[Opening THE INPUT section]

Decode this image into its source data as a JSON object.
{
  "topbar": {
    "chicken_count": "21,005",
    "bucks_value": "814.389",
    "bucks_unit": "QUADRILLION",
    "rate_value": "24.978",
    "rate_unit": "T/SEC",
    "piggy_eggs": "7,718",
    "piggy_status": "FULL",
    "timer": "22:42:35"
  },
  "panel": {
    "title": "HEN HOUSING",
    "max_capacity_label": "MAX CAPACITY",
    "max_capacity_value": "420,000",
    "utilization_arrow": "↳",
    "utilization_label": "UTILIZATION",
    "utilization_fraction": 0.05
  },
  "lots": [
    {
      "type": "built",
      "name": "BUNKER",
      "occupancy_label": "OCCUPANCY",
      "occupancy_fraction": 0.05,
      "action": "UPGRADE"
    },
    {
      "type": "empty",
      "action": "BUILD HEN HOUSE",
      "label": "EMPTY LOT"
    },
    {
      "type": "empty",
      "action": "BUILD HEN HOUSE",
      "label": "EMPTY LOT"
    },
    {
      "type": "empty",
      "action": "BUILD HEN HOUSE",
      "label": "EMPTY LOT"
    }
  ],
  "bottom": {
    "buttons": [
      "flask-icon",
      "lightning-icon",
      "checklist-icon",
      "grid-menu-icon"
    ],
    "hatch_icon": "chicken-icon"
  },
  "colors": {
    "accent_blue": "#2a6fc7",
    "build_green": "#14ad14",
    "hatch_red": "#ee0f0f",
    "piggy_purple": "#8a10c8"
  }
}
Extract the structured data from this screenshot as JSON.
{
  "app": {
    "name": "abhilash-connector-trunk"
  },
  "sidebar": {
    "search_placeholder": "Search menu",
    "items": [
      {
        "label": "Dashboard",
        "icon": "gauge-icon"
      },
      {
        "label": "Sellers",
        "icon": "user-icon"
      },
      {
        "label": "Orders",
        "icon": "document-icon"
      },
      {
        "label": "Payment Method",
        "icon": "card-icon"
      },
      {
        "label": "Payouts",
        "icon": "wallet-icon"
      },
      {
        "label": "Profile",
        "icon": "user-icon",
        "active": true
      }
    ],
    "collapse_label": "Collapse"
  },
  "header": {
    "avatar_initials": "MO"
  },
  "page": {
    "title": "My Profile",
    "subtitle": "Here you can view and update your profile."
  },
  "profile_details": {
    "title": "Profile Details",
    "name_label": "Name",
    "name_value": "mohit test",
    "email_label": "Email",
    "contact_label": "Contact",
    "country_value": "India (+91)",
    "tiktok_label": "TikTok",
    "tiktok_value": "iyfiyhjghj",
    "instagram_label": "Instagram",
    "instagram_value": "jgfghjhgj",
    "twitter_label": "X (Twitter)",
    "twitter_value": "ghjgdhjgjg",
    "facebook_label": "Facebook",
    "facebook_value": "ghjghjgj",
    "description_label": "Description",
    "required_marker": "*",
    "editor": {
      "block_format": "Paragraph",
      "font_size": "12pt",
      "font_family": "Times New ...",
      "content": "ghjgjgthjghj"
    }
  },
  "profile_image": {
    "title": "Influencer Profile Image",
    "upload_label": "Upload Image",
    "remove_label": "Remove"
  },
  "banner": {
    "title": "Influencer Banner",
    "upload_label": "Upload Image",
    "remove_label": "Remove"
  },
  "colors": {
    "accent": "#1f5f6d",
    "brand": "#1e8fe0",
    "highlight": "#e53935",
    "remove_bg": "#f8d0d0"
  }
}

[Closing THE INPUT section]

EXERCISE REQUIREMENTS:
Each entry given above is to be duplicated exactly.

TASK RESPONSE:
Decode this image into its source data as a JSON object.
{
  "topbar": {
    "chicken_count": "21,005",
    "bucks_value": "814.389",
    "bucks_unit": "QUADRILLION",
    "rate_value": "24.978",
    "rate_unit": "T/SEC",
    "piggy_eggs": "7,718",
    "piggy_status": "FULL",
    "timer": "22:42:35"
  },
  "panel": {
    "title": "HEN HOUSING",
    "max_capacity_label": "MAX CAPACITY",
    "max_capacity_value": "420,000",
    "utilization_arrow": "↳",
    "utilization_label": "UTILIZATION",
    "utilization_fraction": 0.05
  },
  "lots": [
    {
      "type": "built",
      "name": "BUNKER",
      "occupancy_label": "OCCUPANCY",
      "occupancy_fraction": 0.05,
      "action": "UPGRADE"
    },
    {
      "type": "empty",
      "action": "BUILD HEN HOUSE",
      "label": "EMPTY LOT"
    },
    {
      "type": "empty",
      "action": "BUILD HEN HOUSE",
      "label": "EMPTY LOT"
    },
    {
      "type": "empty",
      "action": "BUILD HEN HOUSE",
      "label": "EMPTY LOT"
    }
  ],
  "bottom": {
    "buttons": [
      "flask-icon",
      "lightning-icon",
      "checklist-icon",
      "grid-menu-icon"
    ],
    "hatch_icon": "chicken-icon"
  },
  "colors": {
    "accent_blue": "#2a6fc7",
    "build_green": "#14ad14",
    "hatch_red": "#ee0f0f",
    "piggy_purple": "#8a10c8"
  }
}
Extract the structured data from this screenshot as JSON.
{
  "app": {
    "name": "abhilash-connector-trunk"
  },
  "sidebar": {
    "search_placeholder": "Search menu",
    "items": [
      {
        "label": "Dashboard",
        "icon": "gauge-icon"
      },
      {
        "label": "Sellers",
        "icon": "user-icon"
      },
      {
        "label": "Orders",
        "icon": "document-icon"
      },
      {
        "label": "Payment Method",
        "icon": "card-icon"
      },
      {
        "label": "Payouts",
        "icon": "wallet-icon"
      },
      {
        "label": "Profile",
        "icon": "user-icon",
        "active": true
      }
    ],
    "collapse_label": "Collapse"
  },
  "header": {
    "avatar_initials": "MO"
  },
  "page": {
    "title": "My Profile",
    "subtitle": "Here you can view and update your profile."
  },
  "profile_details": {
    "title": "Profile Details",
    "name_label": "Name",
    "name_value": "mohit test",
    "email_label": "Email",
    "contact_label": "Contact",
    "country_value": "India (+91)",
    "tiktok_label": "TikTok",
    "tiktok_value": "iyfiyhjghj",
    "instagram_label": "Instagram",
    "instagram_value": "jgfghjhgj",
    "twitter_label": "X (Twitter)",
    "twitter_value": "ghjgdhjgjg",
    "facebook_label": "Facebook",
    "facebook_value": "ghjghjgj",
    "description_label": "Description",
    "required_marker": "*",
    "editor": {
      "block_format": "Paragraph",
      "font_size": "12pt",
      "font_family": "Times New ...",
      "content": "ghjgjgthjghj"
    }
  },
  "profile_image": {
    "title": "Influencer Profile Image",
    "upload_label": "Upload Image",
    "remove_label": "Remove"
  },
  "banner": {
    "title": "Influencer Banner",
    "upload_label": "Upload Image",
    "remove_label": "Remove"
  },
  "colors": {
    "accent": "#1f5f6d",
    "brand": "#1e8fe0",
    "highlight": "#e53935",
    "remove_bg": "#f8d0d0"
  }
}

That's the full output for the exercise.